Yogas in History (Plural)

By Mark Stephens on Tue, 05/03/2016 - 07:15

Yoga has evolved more in the last seventy-five years than in the previous thousand years. This assertion deserves some explanation in order to shed light on what this might mean for teachers and teaching in the present day and going forward. What are the evolutionary trends? How is yoga changing? As yoga teachers, what might we anticipate in the coming years, and where are we in the evolutionary process of yoga? 


In nearly every field of human endeavor, we find various perspectives that attempt to define or at least characterize what it is all about, including where it came from and where it is headed. With respect to yoga, there is a tremendous diversity of views about how and where it originated and how it has evolved. Much of the literature and commentary on the origins and historical development of yoga rest on assertion or conjecture rather than careful research and methodical consideration of the evidence. This tendency has generated many fascinating stories about the history of yoga practice and teaching, many of which contain beautiful and inspirational myths that for many people are at the heart of their sense of it all. Even suggesting the questions posed here can be anathema to all that yoga means to some people, even irreverent given the religious tenacity with which some cling to their beliefs about yoga. 

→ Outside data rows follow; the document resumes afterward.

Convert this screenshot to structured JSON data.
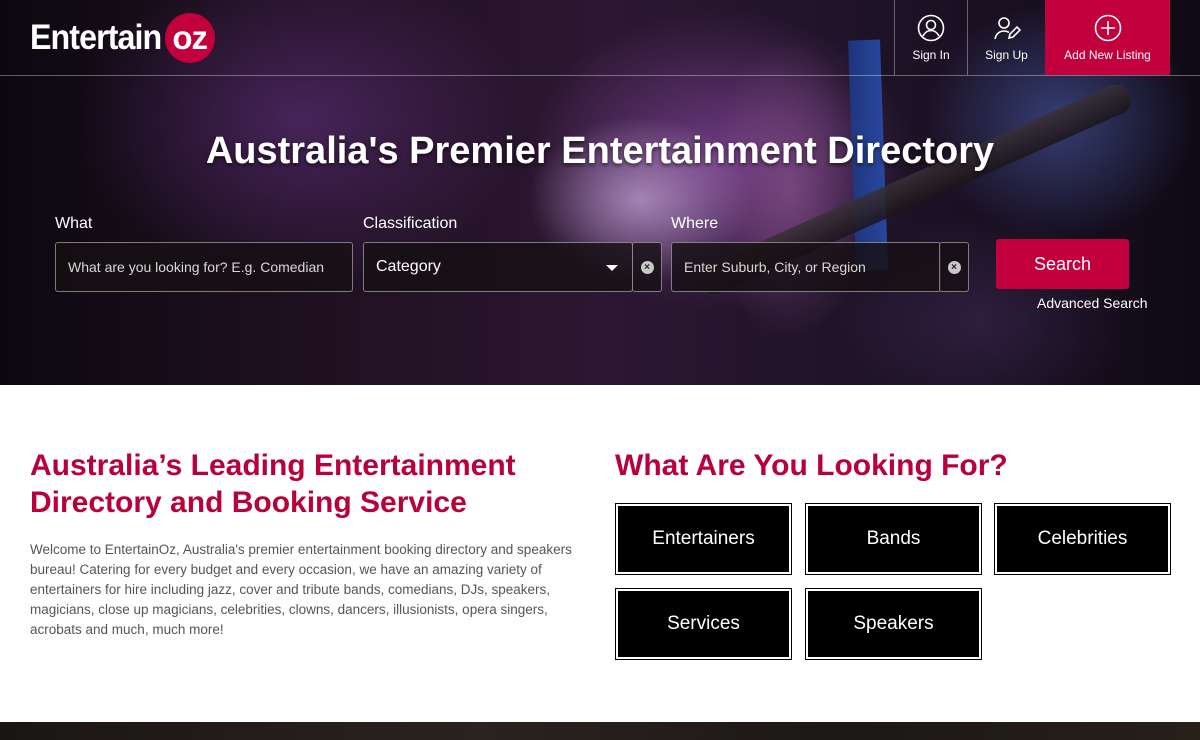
{
  "brand": {
    "logo_main": "Entertain",
    "logo_badge": "oz",
    "accent_color": "#c2003d"
  },
  "nav": {
    "sign_in": "Sign In",
    "sign_up": "Sign Up",
    "add_listing": "Add New Listing"
  },
  "hero": {
    "title": "Australia's Premier Entertainment Directory",
    "search": {
      "what_label": "What",
      "what_placeholder": "What are you looking for? E.g. Comedian",
      "classification_label": "Classification",
      "classification_value": "Category",
      "where_label": "Where",
      "where_placeholder": "Enter Suburb, City, or Region",
      "search_button": "Search",
      "advanced_link": "Advanced Search"
    }
  },
  "intro": {
    "title": "Australia’s Leading Entertainment Directory and Booking Service",
    "body": "Welcome to EntertainOz, Australia's premier entertainment booking directory and speakers bureau! Catering for every budget and every occasion, we have an amazing variety of entertainers for hire including jazz, cover and tribute bands, comedians, DJs, speakers, magicians, close up magicians, celebrities, clowns, dancers, illusionists, opera singers, acrobats and much, much more!"
  },
  "categories": {
    "title": "What Are You Looking For?",
    "items": [
      "Entertainers",
      "Bands",
      "Celebrities",
      "Services",
      "Speakers"
    ]
  }
}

While respecting even the most mythical or fundamentalist of yoga beliefs, we can now confidently state that one of the most common and enduring yoga myths is that there is one yoga, or that some idealized, unadulterated form of yogahas evolved in a unilineal or unilinear fashion going back thousands of years. The romantic notion that there is “one yoga” that has evolved in such a way is explored in yoga scholar David Gordon White’s recent anthology Yoga in Practice (2012). Noting that “people have ‘reinvented’ yoga in their own image” for at least two thousand years and that “every group in every age has created its own version and its own vision of yoga,” White and the contributors to his anthology dig into the historical sources to reveal a diverse array of practices that are just as likely to have missed one another like the proverbial ships in the night than to have cross-fertilized, all evolving in ways punctuated or even defined more by discontinuity than with a consistent thread of technique or even purpose.